my other turtle friends who had not made that transition quite yet are doing really well
and that grained the drought in 1988. So yeah, it’s an evolution over time. A lot of positives from the turtle program,
and a lot of things that you have to get out of your head when you trade, sort of, client
money. Is it a lot easier now with computers as compared
to like 1980s where you had to execute everything by hand and pick the phone up and make a phone
call down to the pits? Now you have these algorithms and you don’t
necessarily have to make the decisions right there, because they will do it for you in
a sense. You program them, but in a sense you don’t
have to actually go in and physically do it. Does that take a little bit of pressure off
of you? I think it makes us more disciplined. And probably the traditional CTA firm would
have a research department that creates the models, a committee that approves the models,
and then you run those models each day on the new data, and then you have a separate
department that executes the trades. So the guys that are executing, their only
job is to get a good fill. And everyone else’s hands are tied. They can’t walk in there and say, hey, do
a Jerry trade, or do a Joe trade. I’m getting freaked out. So I think this division of duties gives people
more consistency and discipline. There are still ways to what I call a systematized
discretion. It’s really easy sitting in front of the computer
and say, I’m really nervous about this coffee trade. The coffee skyrocketed in 1988 as well, or
in ’89. And I remember sitting there going, I really
want to get out of this coffee. It’s just going up too much. So now I think more than– a lot of people
just program that in. It’s a rule. So rules are not a panacea either. If you have a bad rule, I think there’s a
lot of temptations to have bad rules. I’ve done it before. And just think that you can get away with
it because it’s computer code. You can’t. How about on the other side? What was your biggest winner? We definitely had some trades that lasted
a year or two, or three. Short yen, I think in the ’90s, or 2000s. Crude trade in ’14 came at a really good time–
90 down to 20 something. There hasn’t been a lot of great trades. The heating oil trade I mentioned earlier. Both of those were legendary trades. Natural gas has been– some major moves in
natural gas– ’87– or ’88 drought. Oh, the base metals in ’04, ’05, ’06. Gigantic trades that lasted a year or two. When you put up a weekly chart– I’m not saying
you need to trade weekly– I’m just saying, put up a weekly chart and scroll through the
charts. Massive trends just pop out. And you look at the little jig in the middle
where it goes down a little bit and comes right back. You’re like, oh, it’s a piece of cake. You blow it up into a daily, it’s like, oh
my God. But you live through it. Living through things– I think Bill Eckhart
has a good quote, I can’t remember what it was, but something like today is really a
bad day and it’s really important, but you won’t even remember it in a month or two. Right. I can see that. Ah, got me. Well, thanks for coming in, Jerry. It’s been fun. Joe, so much fun.

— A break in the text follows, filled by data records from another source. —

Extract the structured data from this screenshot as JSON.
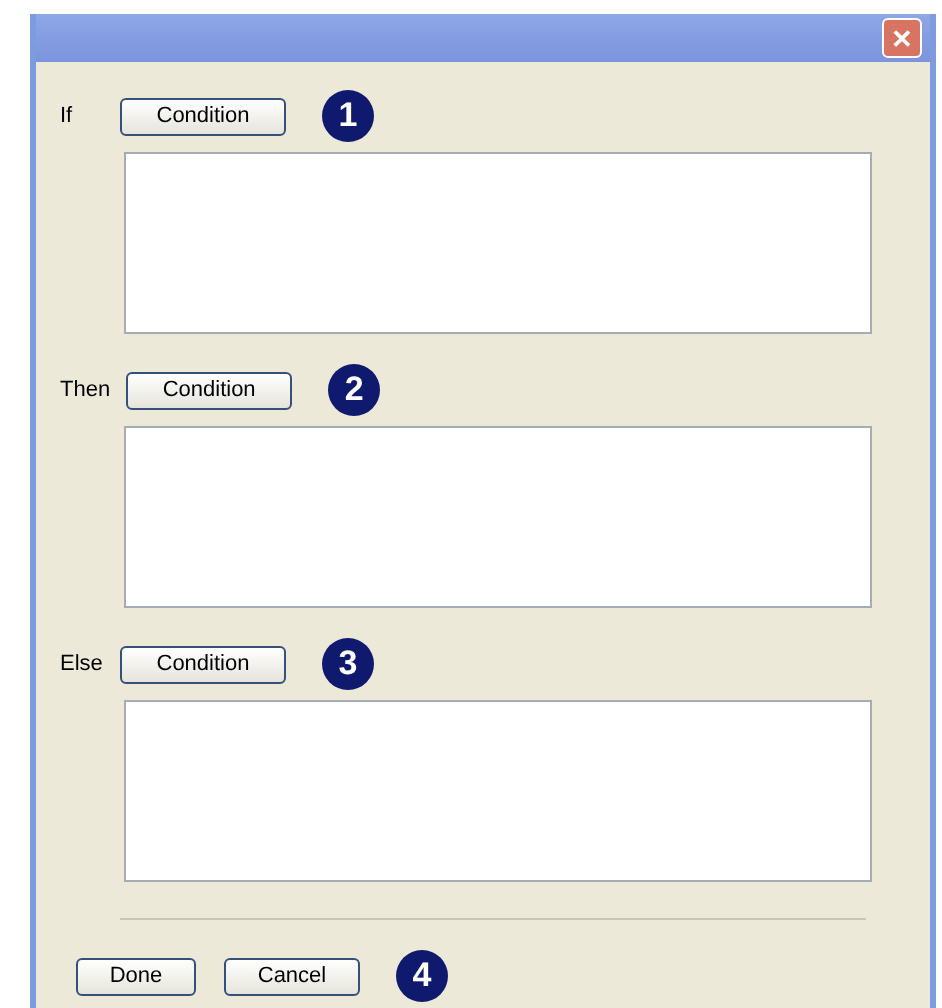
{
  "window": {
    "close_button": "✕"
  },
  "sections": [
    {
      "label": "If",
      "button": "Condition",
      "step": "1"
    },
    {
      "label": "Then",
      "button": "Condition",
      "step": "2"
    },
    {
      "label": "Else",
      "button": "Condition",
      "step": "3"
    }
  ],
  "footer": {
    "buttons": [
      "Done",
      "Cancel"
    ],
    "step": "4"
  }
}
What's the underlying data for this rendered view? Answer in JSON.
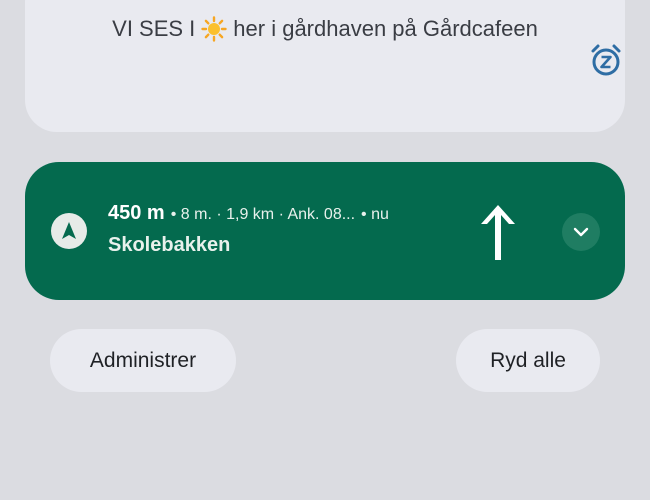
{
  "previous_notification": {
    "text_before": "VI SES I",
    "text_after": "her i gårdhaven på Gårdcafeen",
    "emoji": "sun",
    "snooze_icon": "snooze-alarm-icon"
  },
  "navigation": {
    "distance": "450 m",
    "meta": "• 8 m. · 1,9 km · Ank. 08...",
    "time": "• nu",
    "street": "Skolebakken",
    "direction_icon": "navigation-arrow-icon",
    "turn_icon": "straight-arrow-icon",
    "expand_icon": "chevron-down-icon",
    "colors": {
      "background": "#046a4e",
      "expand_button": "#1f7d62"
    }
  },
  "actions": {
    "manage_label": "Administrer",
    "clear_all_label": "Ryd alle"
  },
  "colors": {
    "page_background": "#dbdce1",
    "card_background": "#e9eaf0",
    "accent_blue": "#2e6da4"
  }
}
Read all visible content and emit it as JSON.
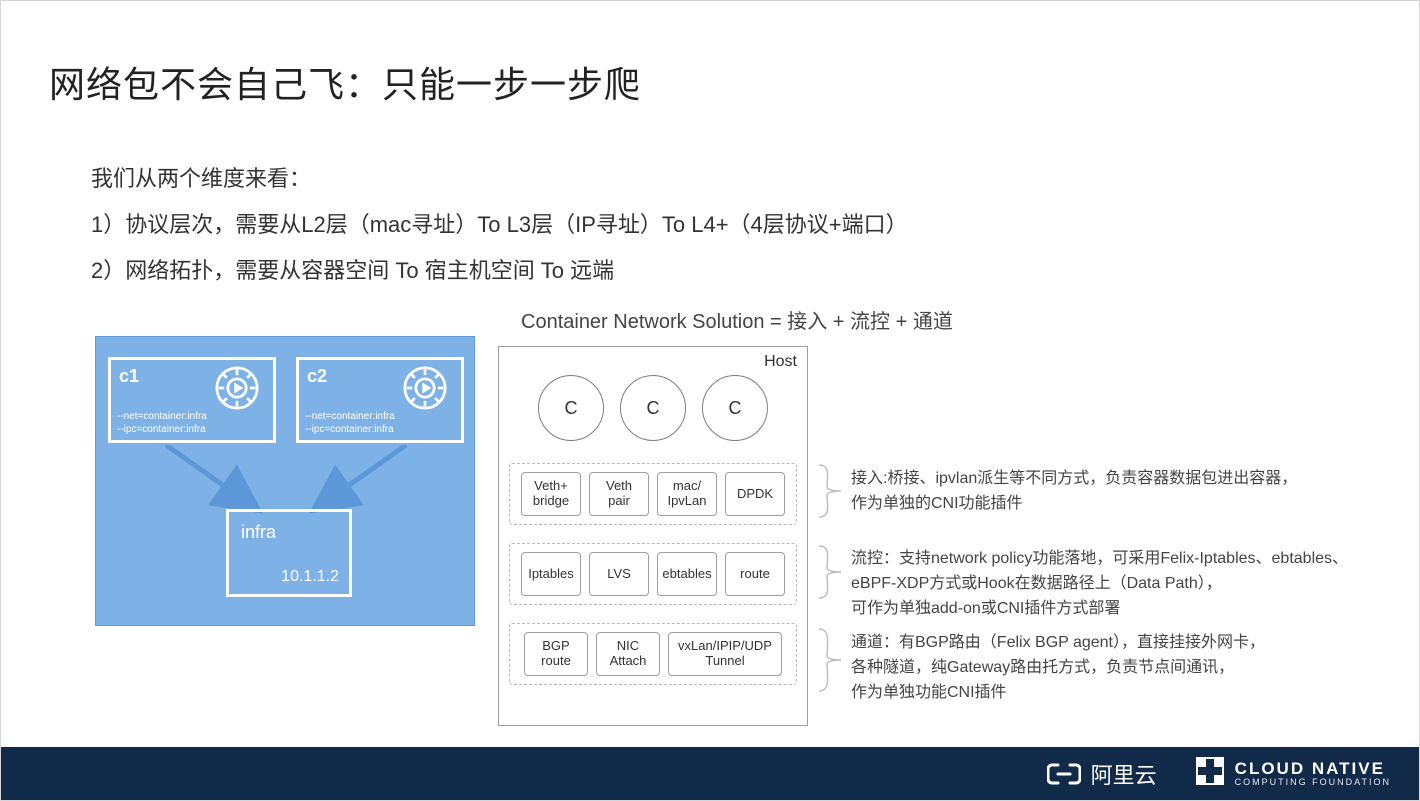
{
  "title": "网络包不会自己飞：只能一步一步爬",
  "intro": {
    "lead": "我们从两个维度来看：",
    "line1": "1）协议层次，需要从L2层（mac寻址）To  L3层（IP寻址）To L4+（4层协议+端口）",
    "line2": "2）网络拓扑，需要从容器空间 To  宿主机空间 To 远端"
  },
  "formula": "Container Network Solution = 接入 + 流控 + 通道",
  "pod": {
    "c1": {
      "label": "c1",
      "opt1": "--net=container:infra",
      "opt2": "--ipc=container:infra"
    },
    "c2": {
      "label": "c2",
      "opt1": "--net=container:infra",
      "opt2": "--ipc=container:infra"
    },
    "infra": {
      "label": "infra",
      "ip": "10.1.1.2"
    }
  },
  "host": {
    "title": "Host",
    "circles": [
      "C",
      "C",
      "C"
    ],
    "rows": {
      "access": [
        "Veth+\nbridge",
        "Veth\npair",
        "mac/\nIpvLan",
        "DPDK"
      ],
      "flow": [
        "Iptables",
        "LVS",
        "ebtables",
        "route"
      ],
      "tunnel": [
        "BGP\nroute",
        "NIC\nAttach",
        "vxLan/IPIP/UDP\nTunnel"
      ]
    }
  },
  "descriptions": {
    "access": "接入:桥接、ipvlan派生等不同方式，负责容器数据包进出容器，\n         作为单独的CNI功能插件",
    "flow": "流控：支持network policy功能落地，可采用Felix-Iptables、ebtables、\n         eBPF-XDP方式或Hook在数据路径上（Data Path），\n         可作为单独add-on或CNI插件方式部署",
    "tunnel": "通道：有BGP路由（Felix BGP agent），直接挂接外网卡，\n         各种隧道，纯Gateway路由托方式，负责节点间通讯，\n         作为单独功能CNI插件"
  },
  "footer": {
    "aliyun": "阿里云",
    "cncf_top": "CLOUD NATIVE",
    "cncf_bottom": "COMPUTING FOUNDATION"
  }
}
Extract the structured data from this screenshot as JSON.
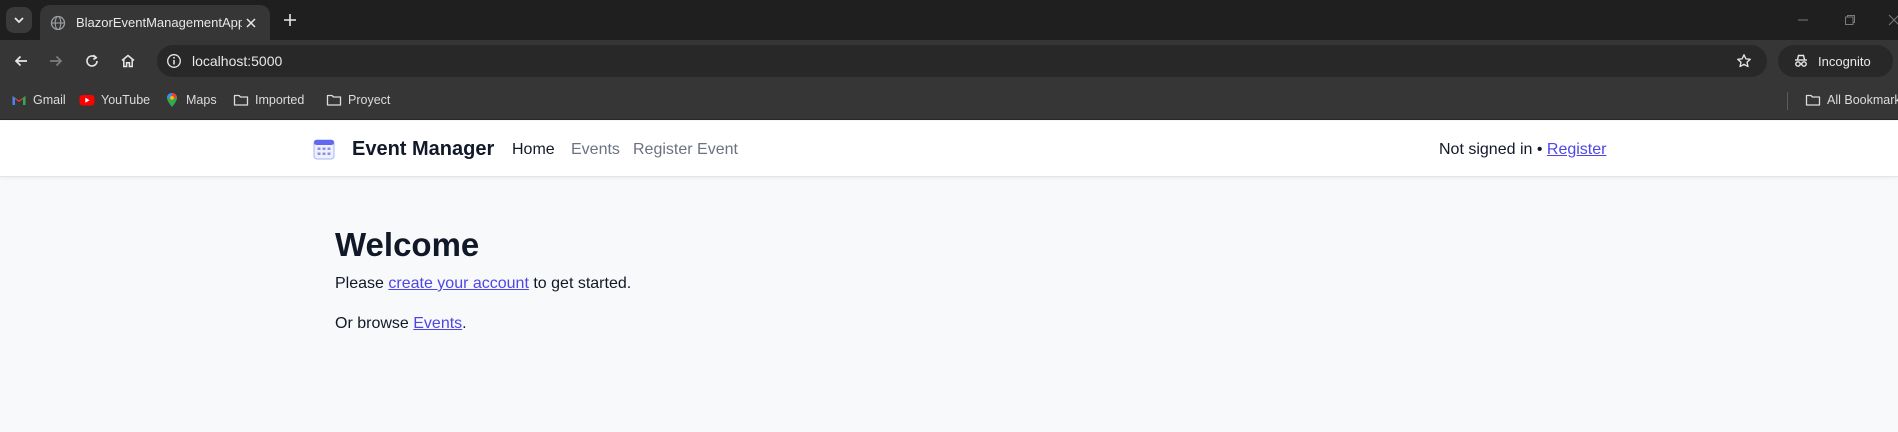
{
  "browser": {
    "tab_title": "BlazorEventManagementApp",
    "url": "localhost:5000",
    "incognito_label": "Incognito",
    "bookmarks": [
      {
        "label": "Gmail",
        "icon": "gmail-icon"
      },
      {
        "label": "YouTube",
        "icon": "youtube-icon"
      },
      {
        "label": "Maps",
        "icon": "maps-icon"
      },
      {
        "label": "Imported",
        "icon": "folder-icon"
      },
      {
        "label": "Proyect",
        "icon": "folder-icon"
      }
    ],
    "all_bookmarks_label": "All Bookmarks"
  },
  "app": {
    "brand": "Event Manager",
    "nav": [
      {
        "label": "Home",
        "active": true
      },
      {
        "label": "Events",
        "active": false
      },
      {
        "label": "Register Event",
        "active": false
      }
    ],
    "auth_status": "Not signed in",
    "auth_separator": " • ",
    "register_link": "Register"
  },
  "main": {
    "heading": "Welcome",
    "line1_prefix": "Please ",
    "line1_link": "create your account",
    "line1_suffix": " to get started.",
    "line2_prefix": "Or browse ",
    "line2_link": "Events",
    "line2_suffix": "."
  },
  "colors": {
    "chrome_dark": "#1f1f1f",
    "chrome_toolbar": "#363636",
    "page_bg": "#f8f9fb",
    "link": "#4f46e5",
    "text": "#111827"
  }
}
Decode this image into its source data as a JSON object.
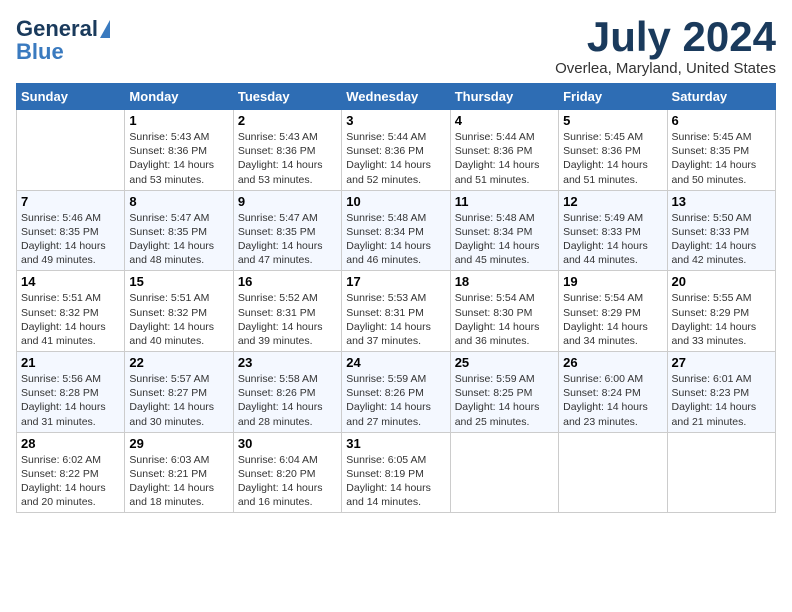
{
  "header": {
    "logo_line1": "General",
    "logo_line2": "Blue",
    "month": "July 2024",
    "location": "Overlea, Maryland, United States"
  },
  "weekdays": [
    "Sunday",
    "Monday",
    "Tuesday",
    "Wednesday",
    "Thursday",
    "Friday",
    "Saturday"
  ],
  "weeks": [
    [
      {
        "day": "",
        "content": ""
      },
      {
        "day": "1",
        "content": "Sunrise: 5:43 AM\nSunset: 8:36 PM\nDaylight: 14 hours\nand 53 minutes."
      },
      {
        "day": "2",
        "content": "Sunrise: 5:43 AM\nSunset: 8:36 PM\nDaylight: 14 hours\nand 53 minutes."
      },
      {
        "day": "3",
        "content": "Sunrise: 5:44 AM\nSunset: 8:36 PM\nDaylight: 14 hours\nand 52 minutes."
      },
      {
        "day": "4",
        "content": "Sunrise: 5:44 AM\nSunset: 8:36 PM\nDaylight: 14 hours\nand 51 minutes."
      },
      {
        "day": "5",
        "content": "Sunrise: 5:45 AM\nSunset: 8:36 PM\nDaylight: 14 hours\nand 51 minutes."
      },
      {
        "day": "6",
        "content": "Sunrise: 5:45 AM\nSunset: 8:35 PM\nDaylight: 14 hours\nand 50 minutes."
      }
    ],
    [
      {
        "day": "7",
        "content": "Sunrise: 5:46 AM\nSunset: 8:35 PM\nDaylight: 14 hours\nand 49 minutes."
      },
      {
        "day": "8",
        "content": "Sunrise: 5:47 AM\nSunset: 8:35 PM\nDaylight: 14 hours\nand 48 minutes."
      },
      {
        "day": "9",
        "content": "Sunrise: 5:47 AM\nSunset: 8:35 PM\nDaylight: 14 hours\nand 47 minutes."
      },
      {
        "day": "10",
        "content": "Sunrise: 5:48 AM\nSunset: 8:34 PM\nDaylight: 14 hours\nand 46 minutes."
      },
      {
        "day": "11",
        "content": "Sunrise: 5:48 AM\nSunset: 8:34 PM\nDaylight: 14 hours\nand 45 minutes."
      },
      {
        "day": "12",
        "content": "Sunrise: 5:49 AM\nSunset: 8:33 PM\nDaylight: 14 hours\nand 44 minutes."
      },
      {
        "day": "13",
        "content": "Sunrise: 5:50 AM\nSunset: 8:33 PM\nDaylight: 14 hours\nand 42 minutes."
      }
    ],
    [
      {
        "day": "14",
        "content": "Sunrise: 5:51 AM\nSunset: 8:32 PM\nDaylight: 14 hours\nand 41 minutes."
      },
      {
        "day": "15",
        "content": "Sunrise: 5:51 AM\nSunset: 8:32 PM\nDaylight: 14 hours\nand 40 minutes."
      },
      {
        "day": "16",
        "content": "Sunrise: 5:52 AM\nSunset: 8:31 PM\nDaylight: 14 hours\nand 39 minutes."
      },
      {
        "day": "17",
        "content": "Sunrise: 5:53 AM\nSunset: 8:31 PM\nDaylight: 14 hours\nand 37 minutes."
      },
      {
        "day": "18",
        "content": "Sunrise: 5:54 AM\nSunset: 8:30 PM\nDaylight: 14 hours\nand 36 minutes."
      },
      {
        "day": "19",
        "content": "Sunrise: 5:54 AM\nSunset: 8:29 PM\nDaylight: 14 hours\nand 34 minutes."
      },
      {
        "day": "20",
        "content": "Sunrise: 5:55 AM\nSunset: 8:29 PM\nDaylight: 14 hours\nand 33 minutes."
      }
    ],
    [
      {
        "day": "21",
        "content": "Sunrise: 5:56 AM\nSunset: 8:28 PM\nDaylight: 14 hours\nand 31 minutes."
      },
      {
        "day": "22",
        "content": "Sunrise: 5:57 AM\nSunset: 8:27 PM\nDaylight: 14 hours\nand 30 minutes."
      },
      {
        "day": "23",
        "content": "Sunrise: 5:58 AM\nSunset: 8:26 PM\nDaylight: 14 hours\nand 28 minutes."
      },
      {
        "day": "24",
        "content": "Sunrise: 5:59 AM\nSunset: 8:26 PM\nDaylight: 14 hours\nand 27 minutes."
      },
      {
        "day": "25",
        "content": "Sunrise: 5:59 AM\nSunset: 8:25 PM\nDaylight: 14 hours\nand 25 minutes."
      },
      {
        "day": "26",
        "content": "Sunrise: 6:00 AM\nSunset: 8:24 PM\nDaylight: 14 hours\nand 23 minutes."
      },
      {
        "day": "27",
        "content": "Sunrise: 6:01 AM\nSunset: 8:23 PM\nDaylight: 14 hours\nand 21 minutes."
      }
    ],
    [
      {
        "day": "28",
        "content": "Sunrise: 6:02 AM\nSunset: 8:22 PM\nDaylight: 14 hours\nand 20 minutes."
      },
      {
        "day": "29",
        "content": "Sunrise: 6:03 AM\nSunset: 8:21 PM\nDaylight: 14 hours\nand 18 minutes."
      },
      {
        "day": "30",
        "content": "Sunrise: 6:04 AM\nSunset: 8:20 PM\nDaylight: 14 hours\nand 16 minutes."
      },
      {
        "day": "31",
        "content": "Sunrise: 6:05 AM\nSunset: 8:19 PM\nDaylight: 14 hours\nand 14 minutes."
      },
      {
        "day": "",
        "content": ""
      },
      {
        "day": "",
        "content": ""
      },
      {
        "day": "",
        "content": ""
      }
    ]
  ]
}
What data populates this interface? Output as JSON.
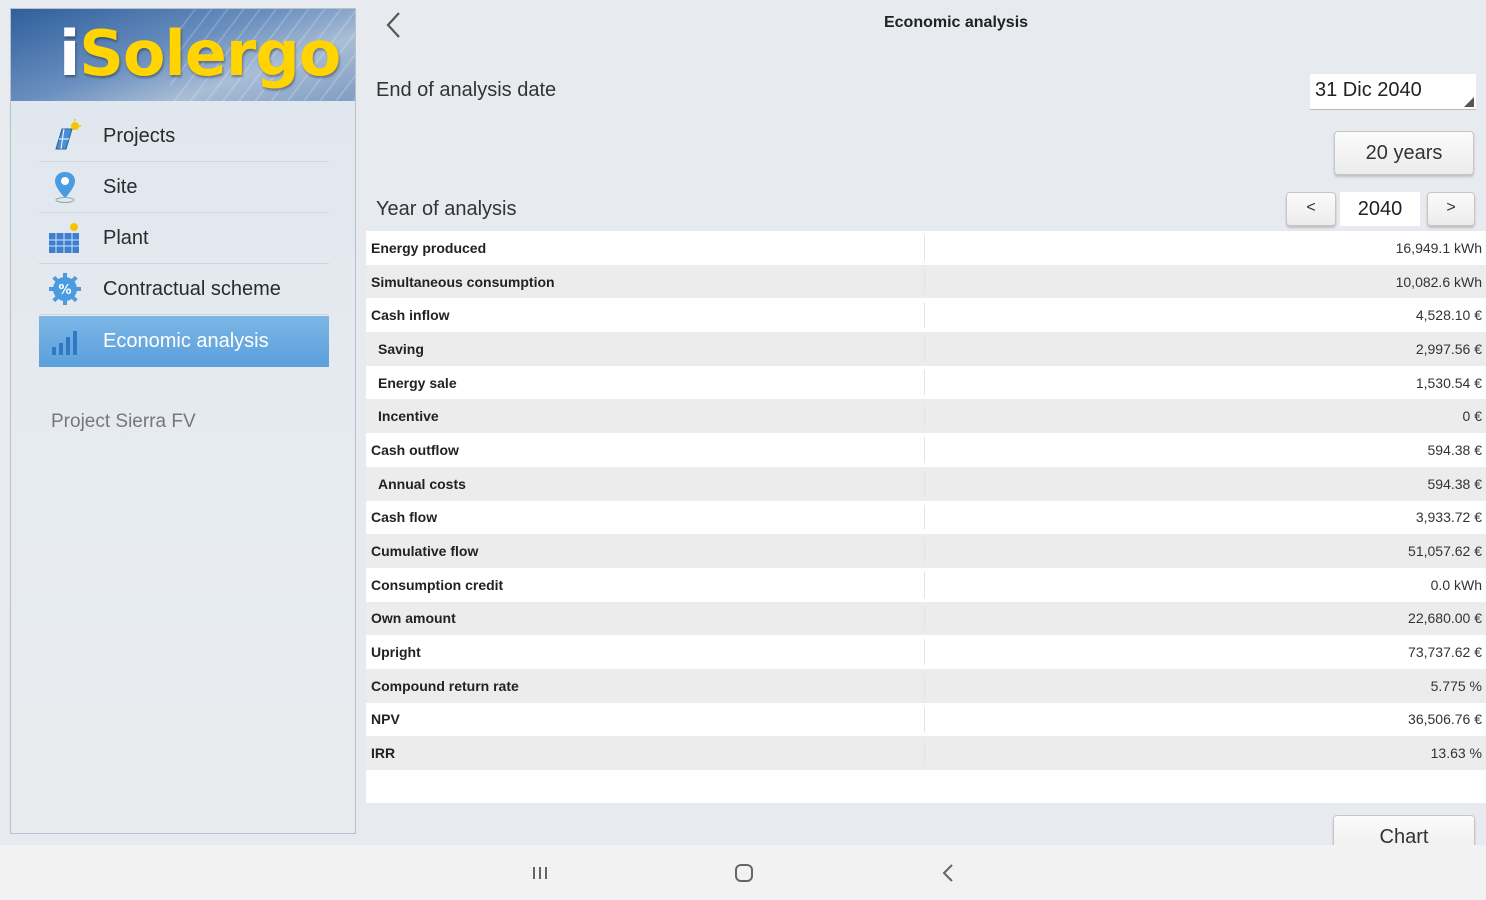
{
  "app": {
    "brand_i": "i",
    "brand_rest": "Solergo"
  },
  "sidebar": {
    "items": [
      {
        "label": "Projects",
        "icon": "solar-panel-icon"
      },
      {
        "label": "Site",
        "icon": "map-pin-icon"
      },
      {
        "label": "Plant",
        "icon": "solar-array-icon"
      },
      {
        "label": "Contractual scheme",
        "icon": "percent-gear-icon"
      },
      {
        "label": "Economic analysis",
        "icon": "bar-chart-icon",
        "active": true
      }
    ],
    "project_name": "Project Sierra FV"
  },
  "header": {
    "title": "Economic analysis"
  },
  "form": {
    "end_date_label": "End of analysis date",
    "end_date_value": "31 Dic 2040",
    "years_button": "20 years",
    "year_label": "Year of analysis",
    "year_value": "2040",
    "prev_label": "<",
    "next_label": ">"
  },
  "table": {
    "rows": [
      {
        "label": "Energy produced",
        "value": "16,949.1 kWh",
        "sub": false
      },
      {
        "label": "Simultaneous consumption",
        "value": "10,082.6 kWh",
        "sub": false
      },
      {
        "label": "Cash inflow",
        "value": "4,528.10 €",
        "sub": false
      },
      {
        "label": "Saving",
        "value": "2,997.56 €",
        "sub": true
      },
      {
        "label": "Energy sale",
        "value": "1,530.54 €",
        "sub": true
      },
      {
        "label": "Incentive",
        "value": "0 €",
        "sub": true
      },
      {
        "label": "Cash outflow",
        "value": "594.38 €",
        "sub": false
      },
      {
        "label": "Annual costs",
        "value": "594.38 €",
        "sub": true
      },
      {
        "label": "Cash flow",
        "value": "3,933.72 €",
        "sub": false
      },
      {
        "label": "Cumulative flow",
        "value": "51,057.62 €",
        "sub": false
      },
      {
        "label": "Consumption credit",
        "value": "0.0 kWh",
        "sub": false
      },
      {
        "label": "Own amount",
        "value": "22,680.00 €",
        "sub": false
      },
      {
        "label": "Upright",
        "value": "73,737.62 €",
        "sub": false
      },
      {
        "label": "Compound return rate",
        "value": "5.775 %",
        "sub": false
      },
      {
        "label": "NPV",
        "value": "36,506.76 €",
        "sub": false
      },
      {
        "label": "IRR",
        "value": "13.63 %",
        "sub": false
      }
    ]
  },
  "footer": {
    "chart_button": "Chart"
  },
  "colors": {
    "accent": "#5a9fdc",
    "brand_yellow": "#ffd400",
    "background": "#e7eaee"
  }
}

Thanks for having me. I’m glad we got to talk about your background
a little bit, your investment strategy, and where we are in the markets today. [MUSIC PLAYING]

6 Comments

  1. John Lynch says:

    All the dialogue was interrupting the connect four game sheesh! Jk I appreciate this video cause I've heard of turtle traders but I've never seen an interview of anybody directly involved. Hindsight is key lol

  2. john j says:

    Interesting to see what a turtle would say about Bitcoin.

  3. Jur Bal says:

    He looks like turtle🐢

  4. Only The Best 10 Minute Loops says:

    What's with the song of the guy in the background going "YOU MAKE ME POO!"

  5. wisker biscuit says:

    He kind of looks like a turtle.

  6. Joseph Mccourtie says:

    Love this interview,especially since the moderator tries not to impress Mr Parker with his market knowledge and let the interview flows

Leave a Reply

Your email address will not be published. Required fields are marked *